By: Jason Whitby
Horrible 401k & still employed? Here are 4 options to improve your situation
Employees in the United States of America will soon be shocked to learn how much they pay in 401k fees. For boomers with large balances in a plan, high percentage fees translate into really big dollars. Consider a participant with $500,000 in their company’s 401k paying 2% in total fees translates into $10,000 a year, each year, causing a real drag on their nest egg. This is going to come as a real shock especially since most people believe they don’t pay any fees at all for their 401k. So if you just realized you are paying an arm and leg for your 401k, here are 4 potential ways to cut that bill in half, if not more.
Take the Money and Run
For many participants over the age of 55, the best option, if the plan allows, is doing an In-Service Withdrawal. This option allows the participant to transfer funds from the plan to an IRA rollover, preferably at a low-cost discount brokerage firm and completely escape the 401k plan all of its fees. Additionally, IRA rollovers allow the participant greater flexibility in selecting investments which hopefully will translate into a more diversified portfolio consisting of the best investments with the lowest overall cost. The option to take an In-service withdrawal is plan specific so participants need to contact their provider to learn the caveats. For example, some plans allow participants to take an in-service withdrawal at 55 years of age while others require 59.5. Also, some plans freeze participants from making new contributions for a period of time after the in-service withdrawal so you have to know your plan’s rules and create a strategy to maximize your annual 401k contribution for the year. Other points to consider are that your new IRA rollover is not eligible for the Rule of 55. The Rule of 55 allows 401k participants older than 55 but younger than 59.5 to take withdrawals without incurring the 10% penalty, so you should avoid this option if you plan to take distributions prior to 59.5. On a final note, 401k plans allow for participants to be exempted from taking a required minimum distribution once they reach 70.5. This “still working exemption” does not apply to IRA rollovers so this option isn’t optimal for high income earners reaching 70.5 who plan to continue working and won’t need the money.
Look for an Opening
If you are under 55 and/or your plan doesn’t offer an in-service withdrawal, find out if your plan offers a Self Direct Brokerage account. This option is essentially a plan menu options which allows you to keep your money inside the 401k but transferring dollars into a brokerage account. While this option doesn’t allow you to escape plan costs, it can help you increase diversification, select better investments and hopefully to decide on low cost index funds. You need to weigh this increased flexibility with any additional administration, gateway and maintenance fees from the plan provider as well as brokerage commissions.
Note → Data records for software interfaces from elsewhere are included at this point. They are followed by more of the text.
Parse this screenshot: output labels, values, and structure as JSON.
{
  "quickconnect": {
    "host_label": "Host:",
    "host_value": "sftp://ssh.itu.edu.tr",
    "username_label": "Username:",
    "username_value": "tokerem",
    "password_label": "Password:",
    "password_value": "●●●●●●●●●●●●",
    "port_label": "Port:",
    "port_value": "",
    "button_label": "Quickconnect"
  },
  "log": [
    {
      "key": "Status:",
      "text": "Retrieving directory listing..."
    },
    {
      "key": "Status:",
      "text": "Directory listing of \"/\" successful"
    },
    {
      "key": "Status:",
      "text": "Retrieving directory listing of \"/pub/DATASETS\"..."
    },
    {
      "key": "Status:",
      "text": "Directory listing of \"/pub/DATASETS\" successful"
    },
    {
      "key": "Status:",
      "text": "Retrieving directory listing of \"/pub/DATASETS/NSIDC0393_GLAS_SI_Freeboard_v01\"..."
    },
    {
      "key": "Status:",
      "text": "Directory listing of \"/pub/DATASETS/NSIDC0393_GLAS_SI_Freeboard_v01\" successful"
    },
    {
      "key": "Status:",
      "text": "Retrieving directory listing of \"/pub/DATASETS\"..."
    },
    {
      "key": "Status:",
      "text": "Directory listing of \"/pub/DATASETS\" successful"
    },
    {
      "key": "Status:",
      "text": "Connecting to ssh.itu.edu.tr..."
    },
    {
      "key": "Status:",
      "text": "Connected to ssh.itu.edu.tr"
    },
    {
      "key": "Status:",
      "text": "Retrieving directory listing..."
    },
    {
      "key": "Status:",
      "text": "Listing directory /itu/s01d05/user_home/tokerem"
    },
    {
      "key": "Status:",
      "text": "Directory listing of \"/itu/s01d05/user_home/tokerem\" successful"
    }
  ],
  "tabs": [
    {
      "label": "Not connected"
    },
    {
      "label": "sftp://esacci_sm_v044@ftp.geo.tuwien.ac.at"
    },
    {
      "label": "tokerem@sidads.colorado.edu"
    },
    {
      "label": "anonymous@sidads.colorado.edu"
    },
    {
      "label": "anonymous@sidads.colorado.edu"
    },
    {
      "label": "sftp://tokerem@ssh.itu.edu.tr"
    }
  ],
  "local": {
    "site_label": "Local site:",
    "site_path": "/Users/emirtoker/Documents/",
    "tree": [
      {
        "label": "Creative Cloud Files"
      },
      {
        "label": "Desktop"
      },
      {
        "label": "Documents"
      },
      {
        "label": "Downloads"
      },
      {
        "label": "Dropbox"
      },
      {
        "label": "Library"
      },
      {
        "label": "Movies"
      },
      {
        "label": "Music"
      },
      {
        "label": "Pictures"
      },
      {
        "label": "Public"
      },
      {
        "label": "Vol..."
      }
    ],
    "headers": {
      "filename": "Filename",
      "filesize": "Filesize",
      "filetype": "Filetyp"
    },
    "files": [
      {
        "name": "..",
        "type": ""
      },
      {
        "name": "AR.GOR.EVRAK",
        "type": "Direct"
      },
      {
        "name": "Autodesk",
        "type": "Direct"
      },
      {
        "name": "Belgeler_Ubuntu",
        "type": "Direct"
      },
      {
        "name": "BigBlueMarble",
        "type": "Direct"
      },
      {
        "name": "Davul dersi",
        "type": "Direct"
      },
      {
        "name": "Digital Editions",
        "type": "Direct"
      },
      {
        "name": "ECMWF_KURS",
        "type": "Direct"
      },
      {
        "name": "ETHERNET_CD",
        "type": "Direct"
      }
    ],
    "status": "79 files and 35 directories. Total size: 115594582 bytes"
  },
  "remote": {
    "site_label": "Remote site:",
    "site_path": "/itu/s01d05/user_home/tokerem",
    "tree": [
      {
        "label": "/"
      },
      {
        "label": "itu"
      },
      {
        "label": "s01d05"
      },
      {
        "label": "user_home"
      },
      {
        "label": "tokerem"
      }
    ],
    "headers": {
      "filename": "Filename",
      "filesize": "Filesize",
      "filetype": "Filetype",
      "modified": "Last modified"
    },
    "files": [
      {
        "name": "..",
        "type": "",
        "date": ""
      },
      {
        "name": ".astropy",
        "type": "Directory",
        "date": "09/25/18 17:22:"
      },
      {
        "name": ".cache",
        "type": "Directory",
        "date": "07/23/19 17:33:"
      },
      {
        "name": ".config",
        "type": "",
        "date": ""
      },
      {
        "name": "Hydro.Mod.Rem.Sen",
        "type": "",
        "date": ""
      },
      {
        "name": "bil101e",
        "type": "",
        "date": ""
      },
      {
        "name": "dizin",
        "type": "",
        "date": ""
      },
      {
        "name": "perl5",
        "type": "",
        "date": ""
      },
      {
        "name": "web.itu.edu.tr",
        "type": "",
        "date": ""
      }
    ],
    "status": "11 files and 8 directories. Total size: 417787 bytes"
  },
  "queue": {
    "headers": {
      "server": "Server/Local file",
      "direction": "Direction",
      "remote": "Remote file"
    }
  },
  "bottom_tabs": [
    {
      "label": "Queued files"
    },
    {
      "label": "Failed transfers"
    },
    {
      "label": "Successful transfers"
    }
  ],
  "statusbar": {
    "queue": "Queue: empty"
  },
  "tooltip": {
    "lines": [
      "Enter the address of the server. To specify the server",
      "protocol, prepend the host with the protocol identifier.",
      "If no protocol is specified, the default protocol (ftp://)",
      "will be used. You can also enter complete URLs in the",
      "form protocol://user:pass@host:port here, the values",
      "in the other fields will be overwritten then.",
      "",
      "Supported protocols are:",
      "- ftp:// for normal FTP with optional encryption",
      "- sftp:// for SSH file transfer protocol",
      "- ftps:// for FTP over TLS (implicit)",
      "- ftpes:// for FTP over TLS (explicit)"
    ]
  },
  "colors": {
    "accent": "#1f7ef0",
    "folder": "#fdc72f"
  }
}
Make the best of the bad
If you are stuck, and no doubt many of you will be, your best option is likely to review your investment options and select only the lowest cost funds, most likely index funds. While you may need to give up some diversification inside your 401k, you should use your other investments outside your company’s plan to diversify, building a comprehensive portfolio integrating all your investable assets.
Rock the boat
If you are an activist and feel like picking up a good cause, you always can lobby your employer for a better plan. But be warned, there are often a lot of political, and somewhat unpleasant aspects to why plan sponsors select 401k providers. I’d strongly advise you to walk lightly and always remember that your employment most likely trumps any likely plan improvement you might achieve.